The Department of Interior is withholding state wildlife agency funding.
The Idaho Wildlife Federation and wildlife federations from 34 other states, including the National Wildlife Federation, have called on Interior Secretary Ryan Zinke to ensure that the department’s recently-announced review of grants doesn’t impair state fish and wildlife management funding and hunting access programs.
Recently, Secretary Zinke announced a freeze on all Interior Department grants exceeding $100,000 while the agency reviews its budget. Unfortunately, this freeze has caught up the Pittman-Robertson and Dingell-Johnson Wildlife And Sport Fish Restoration Program. These funds are crucial to management of our nation’s fish and wildlife, and providing hunting and fishing opportunities. In Idaho, the delay has the Department of Fish and Game scrambling to understand and deal with the consequences. These funds facilitate our Hunters Education programs, fund habitat recovery projects, pay for WMAs, and keep our hunting and fishing opportunities top-quality among many other things. A prolonged delay could devastate long-term conservation projects like the Clagstone Meadows Easement, which perpetuates timber jobs, habitat, and public hunting access.

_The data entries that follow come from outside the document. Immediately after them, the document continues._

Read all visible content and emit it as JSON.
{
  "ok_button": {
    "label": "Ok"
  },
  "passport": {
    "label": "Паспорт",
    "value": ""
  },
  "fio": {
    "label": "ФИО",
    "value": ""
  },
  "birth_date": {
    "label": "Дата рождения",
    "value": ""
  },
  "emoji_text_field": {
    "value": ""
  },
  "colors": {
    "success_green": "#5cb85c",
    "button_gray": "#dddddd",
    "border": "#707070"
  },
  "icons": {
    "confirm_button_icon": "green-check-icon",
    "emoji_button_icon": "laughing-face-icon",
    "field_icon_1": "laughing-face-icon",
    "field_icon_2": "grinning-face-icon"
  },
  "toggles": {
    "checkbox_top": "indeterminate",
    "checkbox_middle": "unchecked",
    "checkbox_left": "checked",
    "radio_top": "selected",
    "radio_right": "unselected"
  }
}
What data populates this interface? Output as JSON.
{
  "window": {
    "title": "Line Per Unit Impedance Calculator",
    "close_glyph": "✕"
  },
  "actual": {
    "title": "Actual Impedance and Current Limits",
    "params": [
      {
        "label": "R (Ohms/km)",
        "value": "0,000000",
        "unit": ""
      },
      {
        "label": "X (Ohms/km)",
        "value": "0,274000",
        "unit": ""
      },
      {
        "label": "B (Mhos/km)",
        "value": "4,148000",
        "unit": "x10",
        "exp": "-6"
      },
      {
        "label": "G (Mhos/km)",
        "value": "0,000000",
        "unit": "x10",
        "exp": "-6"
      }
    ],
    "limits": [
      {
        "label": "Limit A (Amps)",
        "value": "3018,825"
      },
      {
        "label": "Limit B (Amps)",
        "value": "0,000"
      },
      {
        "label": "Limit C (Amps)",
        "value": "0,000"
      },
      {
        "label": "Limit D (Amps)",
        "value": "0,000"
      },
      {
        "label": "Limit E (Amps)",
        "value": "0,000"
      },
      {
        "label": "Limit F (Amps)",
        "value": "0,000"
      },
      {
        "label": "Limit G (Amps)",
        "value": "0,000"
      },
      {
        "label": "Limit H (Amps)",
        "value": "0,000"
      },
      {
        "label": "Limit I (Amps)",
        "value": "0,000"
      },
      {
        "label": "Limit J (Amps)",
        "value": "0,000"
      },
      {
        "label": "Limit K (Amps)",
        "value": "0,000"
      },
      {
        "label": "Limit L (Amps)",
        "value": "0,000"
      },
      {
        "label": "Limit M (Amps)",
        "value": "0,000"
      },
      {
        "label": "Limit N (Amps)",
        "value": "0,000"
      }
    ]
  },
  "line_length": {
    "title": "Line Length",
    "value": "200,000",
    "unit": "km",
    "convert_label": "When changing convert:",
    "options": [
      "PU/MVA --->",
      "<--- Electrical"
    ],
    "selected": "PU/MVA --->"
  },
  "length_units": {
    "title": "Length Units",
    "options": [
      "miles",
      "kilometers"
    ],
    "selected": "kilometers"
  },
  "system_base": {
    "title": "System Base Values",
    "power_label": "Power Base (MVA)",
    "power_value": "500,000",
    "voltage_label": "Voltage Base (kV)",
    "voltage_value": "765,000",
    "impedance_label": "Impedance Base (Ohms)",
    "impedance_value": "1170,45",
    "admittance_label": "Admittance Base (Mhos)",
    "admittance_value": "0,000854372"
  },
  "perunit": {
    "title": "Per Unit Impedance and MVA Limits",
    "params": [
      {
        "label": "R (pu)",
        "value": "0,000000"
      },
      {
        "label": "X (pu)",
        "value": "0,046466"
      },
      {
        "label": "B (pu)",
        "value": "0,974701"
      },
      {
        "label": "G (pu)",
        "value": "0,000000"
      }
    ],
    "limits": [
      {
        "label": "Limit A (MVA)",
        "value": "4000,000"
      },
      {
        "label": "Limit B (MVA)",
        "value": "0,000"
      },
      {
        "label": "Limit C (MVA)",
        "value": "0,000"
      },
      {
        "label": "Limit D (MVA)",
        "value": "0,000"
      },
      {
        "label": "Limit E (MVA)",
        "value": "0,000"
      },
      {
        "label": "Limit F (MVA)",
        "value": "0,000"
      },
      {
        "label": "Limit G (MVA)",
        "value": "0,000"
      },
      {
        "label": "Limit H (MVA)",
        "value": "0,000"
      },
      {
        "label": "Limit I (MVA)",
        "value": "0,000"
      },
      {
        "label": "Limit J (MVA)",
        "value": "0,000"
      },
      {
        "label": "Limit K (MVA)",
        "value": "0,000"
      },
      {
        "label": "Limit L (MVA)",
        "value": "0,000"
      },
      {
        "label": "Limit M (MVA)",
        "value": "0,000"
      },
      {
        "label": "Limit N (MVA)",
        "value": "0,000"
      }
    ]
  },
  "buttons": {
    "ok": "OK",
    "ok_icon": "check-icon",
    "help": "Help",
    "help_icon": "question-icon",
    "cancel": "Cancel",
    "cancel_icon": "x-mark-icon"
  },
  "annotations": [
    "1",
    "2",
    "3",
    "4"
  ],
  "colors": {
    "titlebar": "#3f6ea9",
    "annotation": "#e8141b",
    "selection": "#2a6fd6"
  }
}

To understand why this move is unprecedented we need to take a look at Pittman-Robertson and Dingell-Johnson funds. These funds are not “grants” because they are directly funded from self-imposed federal excise taxes. The funds, paid by all of us hunters, anglers, recreational shooters, and boaters, are put into a special Trust Fund to enable our state fish and wildlife agencies to carry out their conservation and management missions.
These funds are considered “off budget” status. As in, the taxes are paid into a specific fund with a specific purpose. This “off budget” status means the fund cannot get tied up in the quagmire, or politicization, of congressional meddling. This funding structure results in reliable fast-action funding for Idaho Department of Fish and Game- essential to the ability of all state fish and wildlife agencies to carry out their management activities for game species, sport fish, and non-game species.
Pittman-Robertson and Dingell-Johnson prop up our outdoor culture and economy. $1.5 billion is pumped annually into Idaho’s economy from the hunting and fishing industry. Secretary Zinke, please honor our request and allow those funds go through to their proper destination.
Read the letter below, signed by 36 executive directors, representing over 6 million members.